I’ve been calling the work by the Trump administration and the greater Republican Party to destroy America’s safety net The War on the Poor for some time now. This includes CHiP, Medicaid, Medicare, SNAP (aka food stamps), Social Security, and a host of other individual programs at the local level designed to help those in need. The current plan of the Trump Administration (which of course could change at the drop of a hat, or a presidential tweet) is to merge Labor and Education and dump Housing in somehow with that, to create a new department that deals with housing, education and welfare, along with labor, and which would also pull food stamps away from the Agriculture Department to include it under this umbrella. Trump thinks this will streamline things, but the old Health, Education, and Welfare (HEW) department was separated in the late 70’s under Carter, breaking Education apart from Housing and Urban Development (HUD) because having them all together was too unwieldy. It’s hard to see that they would be any less so today; what’s more likely is that putting all the safety net programs in one place will make it easier to cut funding for them — because really, when in recent years has the GOP not tried to cut any one of these programs?
Fighting for each of these programs individually is wearing. We feel like we’re running between fires, trying desperately to put one out only to have another spring up in its place. Seeing this all as part of a concerted attack, a War on the Poor, and naming it as such, makes it easier to wrap our heads around. It also makes it easier to avoid feeling worn down, worn out, because we can see that we’re not the only ones fighting the battles. When we drop in our tracks, there’s someone else to pick up where we left off and keep going until we’ve recovered enough to start again. A host of people are all in this with us, and fighting the same battle on different fronts, we don’t have to win the entire fight ourselves, just the small part that is in front of us because there are many other people fighting it as well and together all of us are making a difference. Sometimes it’s important to see the big picture and name it as such. A War on the Poor.
And along that line, I saw this comment on a friend’s Facebook post recently:
Worse that that, it’s the war on everything the enlightenment stood for. Logic, reason, religious tolerance, liberty, tolerance and individual liberty. Everything the founding fathers stood for. It’s sad and now I see it’s becoming very, very dangerous right now.

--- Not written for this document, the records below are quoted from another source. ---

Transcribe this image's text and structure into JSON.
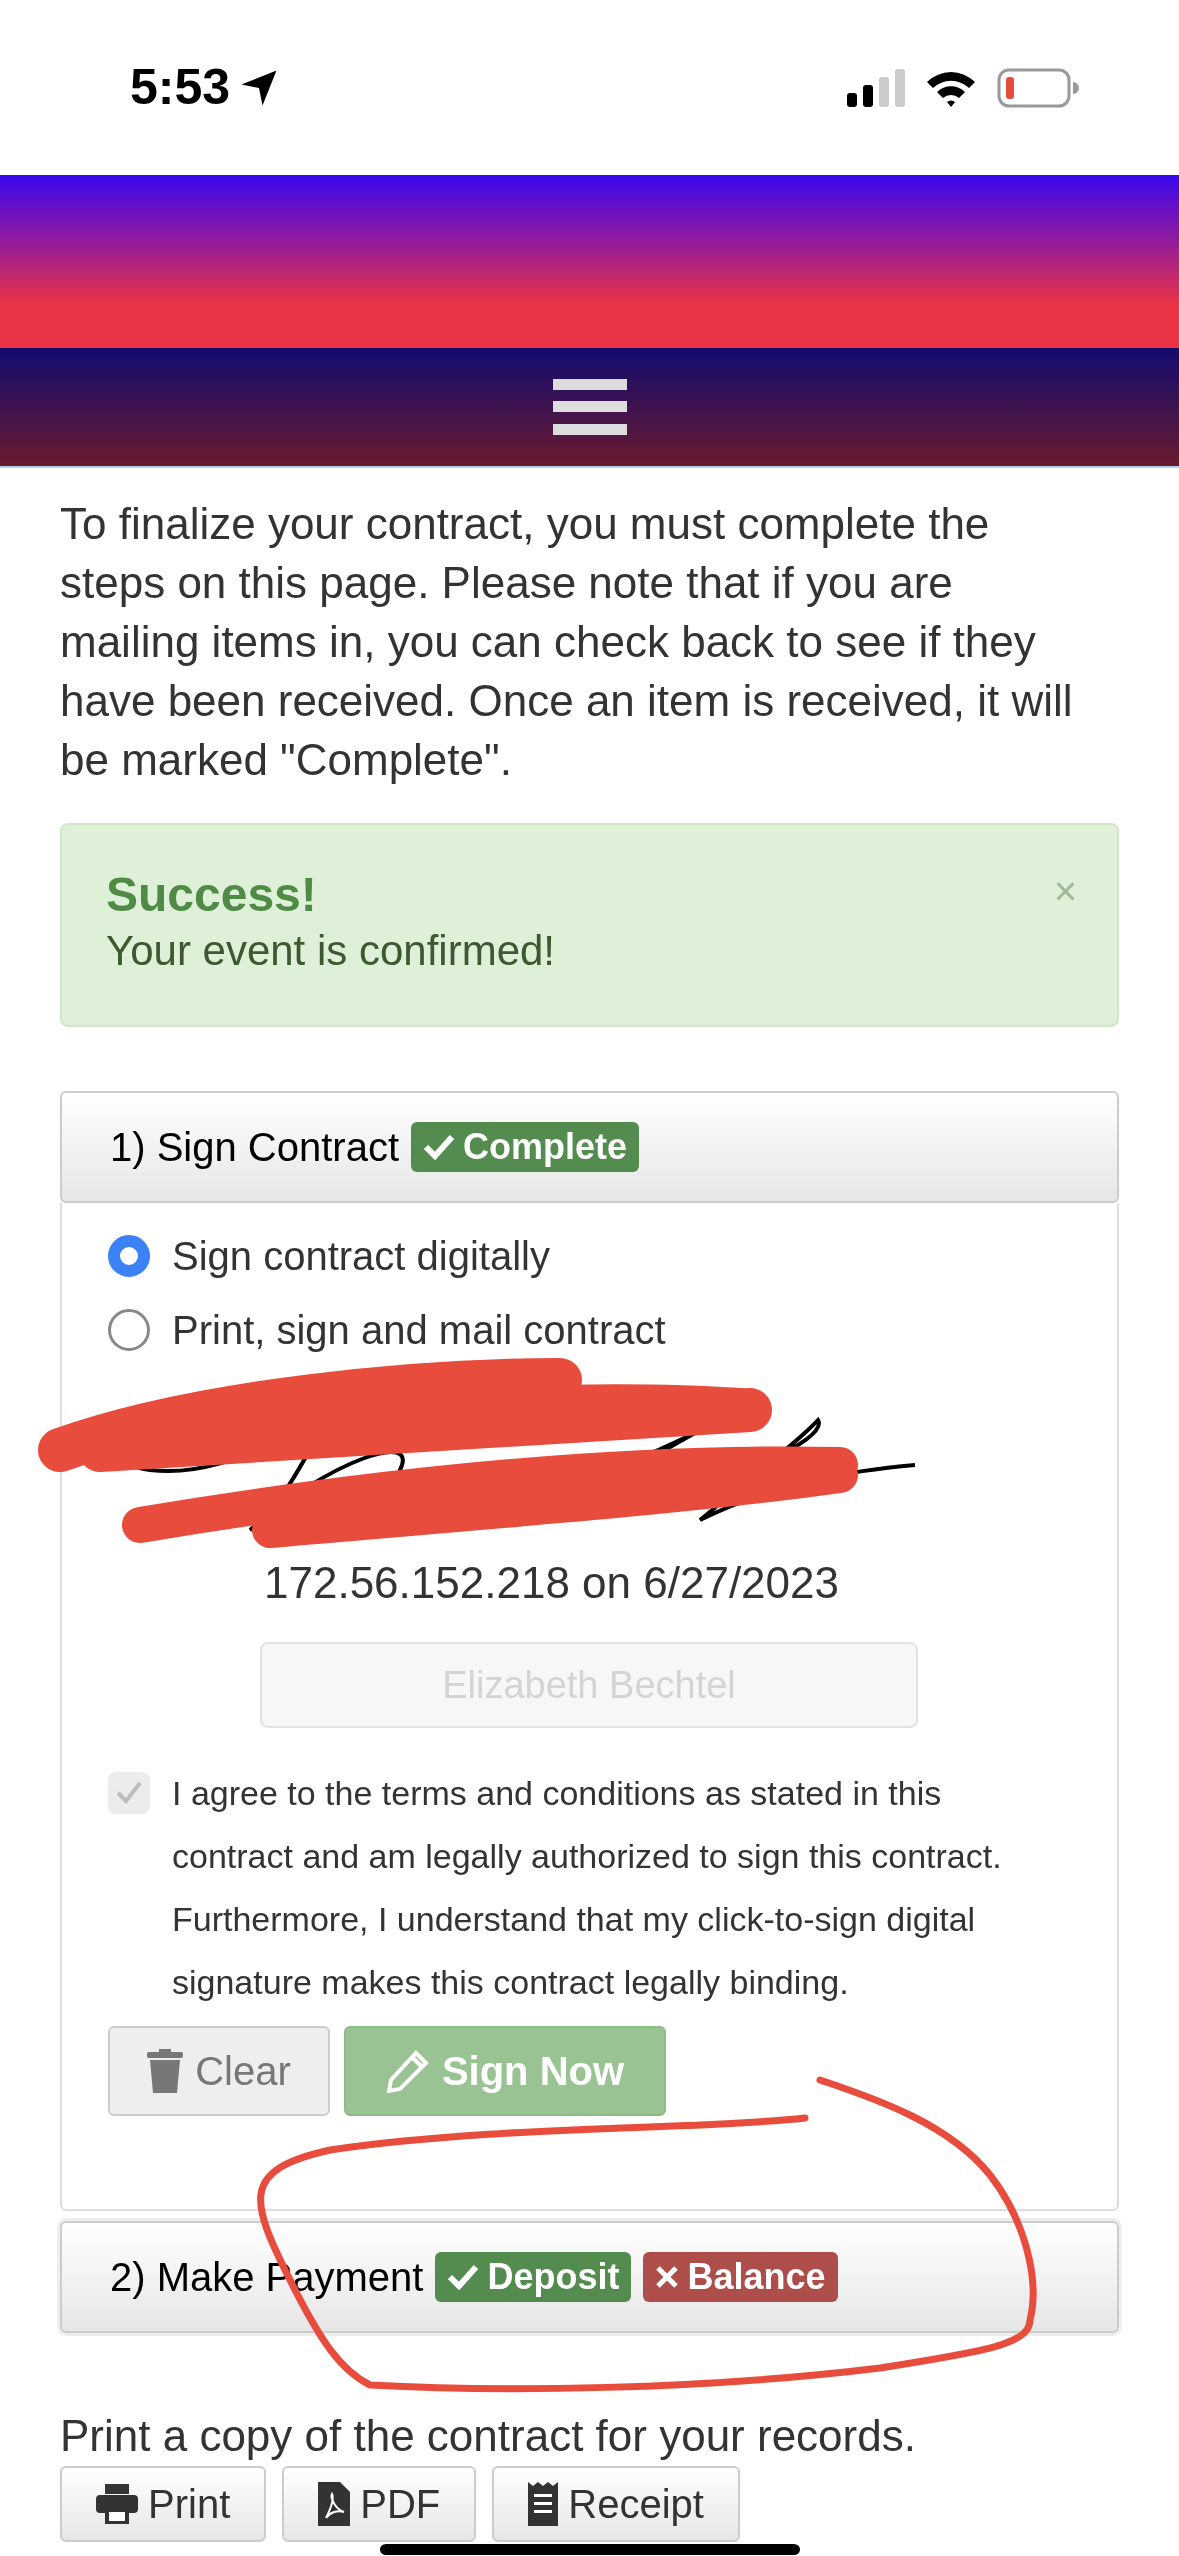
{
  "status_bar": {
    "time": "5:53"
  },
  "intro": "To finalize your contract, you must complete the steps on this page. Please note that if you are mailing items in, you can check back to see if they have been received. Once an item is received, it will be marked \"Complete\".",
  "alert": {
    "title": "Success!",
    "message": "Your event is confirmed!",
    "close": "×"
  },
  "steps": [
    {
      "title": "1) Sign Contract",
      "badges": [
        {
          "label": "Complete",
          "kind": "done",
          "color": "#548b4e"
        }
      ],
      "expanded": true
    },
    {
      "title": "2) Make Payment",
      "badges": [
        {
          "label": "Deposit",
          "kind": "done",
          "color": "#548b4e"
        },
        {
          "label": "Balance",
          "kind": "missing",
          "color": "#ad4e4b"
        }
      ],
      "expanded": false
    }
  ],
  "sign_options": [
    {
      "label": "Sign contract digitally",
      "selected": true
    },
    {
      "label": "Print, sign and mail contract",
      "selected": false
    }
  ],
  "signature_info": "172.56.152.218 on 6/27/2023",
  "name_field": {
    "value": "Elizabeth Bechtel",
    "disabled": true
  },
  "agreement": {
    "text": "I agree to the terms and conditions as stated in this contract and am legally authorized to sign this contract. Furthermore, I understand that my click-to-sign digital signature makes this contract legally binding.",
    "checked": true,
    "disabled": true
  },
  "sign_buttons": [
    {
      "label": "Clear",
      "kind": "clear",
      "disabled": false
    },
    {
      "label": "Sign Now",
      "kind": "sign",
      "disabled": true
    }
  ],
  "footer_text": "Print a copy of the contract for your records.",
  "footer_buttons": [
    {
      "label": "Print",
      "kind": "print"
    },
    {
      "label": "PDF",
      "kind": "pdf"
    },
    {
      "label": "Receipt",
      "kind": "receipt"
    }
  ]
}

Seeing this made some pieces fall into place for me, the same way that calling it a War on the Poor did for someone else when I made that comment on Facebook recently. It’s part of a pattern, and I think that’s why I react to some things at a gut level without always being able to sort out the reasons right away. Enlightenment philosophy is a foundation of American democracy and of Western thinking. Jefferson and Franklin and the rest all came out of a very specific world view, and yes, they were all fallible humans and did individual wrongs, but they had some very specific values they believed in and they started this nation as a very radical experiment based on those — and we forget how radical that notion was at the time, that a people could govern themselves justly, under the rule of law, rather than having a king as an authority figure and as head of a state religion. The current administration, and a large segment of the GOP is trying to destroy that. And the rest of the GOP is to cowed to stand up to them. I won’t say cowardly, because I think there is good reason for their fear, but I do wonder if the Republican Party won’t find itself splitting in half because of this before the dust has settled.
In the meantime, there is a strength in naming things.
A War on the Poor.
A War on the Enlightenment.